The transfer was largely driven by now-departed city officials, including former city manager James Keene and former midtown councilman Fred Ronstadt, who complained that city residents were being "double-taxed" because they paid county property taxes as well as city taxes to support the library, while county taxpayers only paid county taxes. (Because, y'know, county residents never shop in the city limits.) To give those overburdened city residents a break, the city negotiated a deal that will ultimately double the property taxes Tucsonans--along with the rest of the county residents--pay for libraries, with no corresponding cut in city taxes. What a deal!
Library workers are complaining that they come out the big losers, since county benefits aren't nearly as good as city benefits. While no one is being asked to take a pay cut, the city employees now face lower salary ceilings for their various positions. The only exception: The two top library officials, who can now earn more than they could have made at the city. Isn't it funny how that worked out?
County Administrator Chuck Huckelberry, who is now crafting next year's budget, says he hopes to propose a plan to ratchet back tax rates to bring some relief to both homeowners (with ever-rising valuations) and business owners, but the additional library tax will cut into any savings.
Well, even though the Arizona Constitution already has stiff restrictions on the use of eminent domain, a new property-rights outfit associated with the dollar-minded Cato Institute is exploiting the ruling for as much political mileage as it can. Americans for Limited Government has targeted Arizona for a sneaky campaign under the banner of limiting condemnation.
With help of lobbyist Brenda Burns, a former president of the Arizona Senate, the group is pushing lawmakers to ask voters to pass a constitutional amendment that would not only restrict eminent domain, but also require government to pay property owners for any regulation that reduced the value of their property.
Arizona went through this routine some 12 years ago, when the Legislature passed a similar takings bill. Voters had the final say and rejected the legislation, which was vague enough to have pretty much prevented governments from passing any new regulations.
This version is almost as bad, but Americans for Limited Government put new pressure on the Legislature last week by launching an initiative campaign to put the measure on the ballot should lawmakers balk.
Lawmakers, in turn, are saying they can water down the legislative version but not an initiative, so opponents of the bill should pipe down and play ball.
But to take on Grijalva, Drake first has to win the GOP nomination--and standing between him and that goal of becoming Raul's personal piñata is perennial candidate Joe Sweeney. Although Sweeney leans toward the eccentric side, he's got enough name ID from his previous hundred or so campaigns to win the primary, as he ably demonstrated in 2004, when he knocked out a mainstream Republican whose name now escapes us.
In hopes of avoiding a primary showdown, Drake went through the trouble of meeting with Sweeney, who agreed to stay out of the race as long as Drake took a hard line on illegal immigration. The Skinny so wishes we could have sat in on that summit.

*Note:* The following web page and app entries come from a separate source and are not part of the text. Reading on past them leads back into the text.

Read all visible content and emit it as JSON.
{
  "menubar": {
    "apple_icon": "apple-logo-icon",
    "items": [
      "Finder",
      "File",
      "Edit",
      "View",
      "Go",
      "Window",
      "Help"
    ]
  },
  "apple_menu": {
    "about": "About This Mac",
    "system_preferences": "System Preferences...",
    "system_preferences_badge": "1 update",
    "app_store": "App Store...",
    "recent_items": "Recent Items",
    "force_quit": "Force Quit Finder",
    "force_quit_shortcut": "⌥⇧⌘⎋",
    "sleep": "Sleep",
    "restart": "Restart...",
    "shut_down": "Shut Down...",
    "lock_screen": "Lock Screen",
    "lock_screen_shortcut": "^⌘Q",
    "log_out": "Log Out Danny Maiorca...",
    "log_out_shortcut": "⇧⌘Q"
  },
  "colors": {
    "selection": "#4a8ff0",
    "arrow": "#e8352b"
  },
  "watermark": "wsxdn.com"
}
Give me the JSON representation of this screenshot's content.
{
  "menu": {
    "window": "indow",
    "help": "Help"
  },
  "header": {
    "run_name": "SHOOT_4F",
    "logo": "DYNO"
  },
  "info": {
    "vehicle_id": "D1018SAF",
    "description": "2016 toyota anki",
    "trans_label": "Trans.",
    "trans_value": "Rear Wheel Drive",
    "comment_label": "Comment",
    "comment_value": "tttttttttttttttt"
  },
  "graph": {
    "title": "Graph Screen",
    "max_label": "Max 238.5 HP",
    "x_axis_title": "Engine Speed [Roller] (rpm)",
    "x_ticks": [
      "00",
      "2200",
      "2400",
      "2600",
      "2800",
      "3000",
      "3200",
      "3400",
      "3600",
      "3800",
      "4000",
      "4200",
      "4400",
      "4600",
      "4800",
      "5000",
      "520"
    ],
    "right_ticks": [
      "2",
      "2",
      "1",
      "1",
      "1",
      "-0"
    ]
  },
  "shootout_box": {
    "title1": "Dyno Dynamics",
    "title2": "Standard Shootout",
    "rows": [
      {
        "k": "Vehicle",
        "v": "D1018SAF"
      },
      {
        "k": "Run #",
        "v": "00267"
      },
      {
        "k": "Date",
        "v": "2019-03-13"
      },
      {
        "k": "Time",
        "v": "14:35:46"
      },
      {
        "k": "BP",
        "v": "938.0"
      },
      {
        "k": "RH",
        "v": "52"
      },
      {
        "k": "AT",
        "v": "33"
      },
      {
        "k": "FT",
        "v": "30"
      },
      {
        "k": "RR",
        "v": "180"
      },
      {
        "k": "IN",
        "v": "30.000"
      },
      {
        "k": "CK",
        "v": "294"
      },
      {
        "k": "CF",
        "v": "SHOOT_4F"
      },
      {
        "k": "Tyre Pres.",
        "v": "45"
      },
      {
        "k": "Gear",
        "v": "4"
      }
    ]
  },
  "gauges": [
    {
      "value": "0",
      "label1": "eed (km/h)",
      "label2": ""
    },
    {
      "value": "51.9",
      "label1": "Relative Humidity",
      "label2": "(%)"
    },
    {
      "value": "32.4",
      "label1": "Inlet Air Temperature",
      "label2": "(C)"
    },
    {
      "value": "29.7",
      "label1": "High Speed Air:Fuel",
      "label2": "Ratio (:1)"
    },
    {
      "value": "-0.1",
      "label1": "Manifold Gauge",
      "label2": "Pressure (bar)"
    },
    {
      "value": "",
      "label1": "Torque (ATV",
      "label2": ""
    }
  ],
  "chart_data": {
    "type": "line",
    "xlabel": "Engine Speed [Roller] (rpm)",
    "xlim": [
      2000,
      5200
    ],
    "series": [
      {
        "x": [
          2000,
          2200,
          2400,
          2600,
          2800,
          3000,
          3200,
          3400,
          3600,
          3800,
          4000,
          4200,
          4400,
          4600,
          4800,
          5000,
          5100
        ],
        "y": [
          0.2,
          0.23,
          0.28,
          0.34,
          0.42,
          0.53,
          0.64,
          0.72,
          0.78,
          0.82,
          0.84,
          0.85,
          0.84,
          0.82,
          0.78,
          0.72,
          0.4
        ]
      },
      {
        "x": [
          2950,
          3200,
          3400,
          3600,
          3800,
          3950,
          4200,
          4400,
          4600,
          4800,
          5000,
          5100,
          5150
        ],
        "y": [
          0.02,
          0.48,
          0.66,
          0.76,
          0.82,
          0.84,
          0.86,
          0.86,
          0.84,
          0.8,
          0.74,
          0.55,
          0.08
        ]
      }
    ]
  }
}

Alas, that accord is now broken. Sweeney says he's back in the race, because Drake endorsed a guest-worker program. As Sweeney puts it: "He's not ready to step up and solve the problem."
Sweeney's decision puts Drake in an interesting quandary. It's one thing to lose to a Democrat in a heavily Democratic district. At least then you can make some connections and--theoretically--build some name ID. But getting whipped by Joe Sweeney is a whole 'nother story.
Sweeney himself conceded that he was mostly in the race to make his point about illegal immigration, admitting there wasn't much chance he was going to beat Grijalva.
Which, when you think about, means he's a little less crazy than Ron Drake.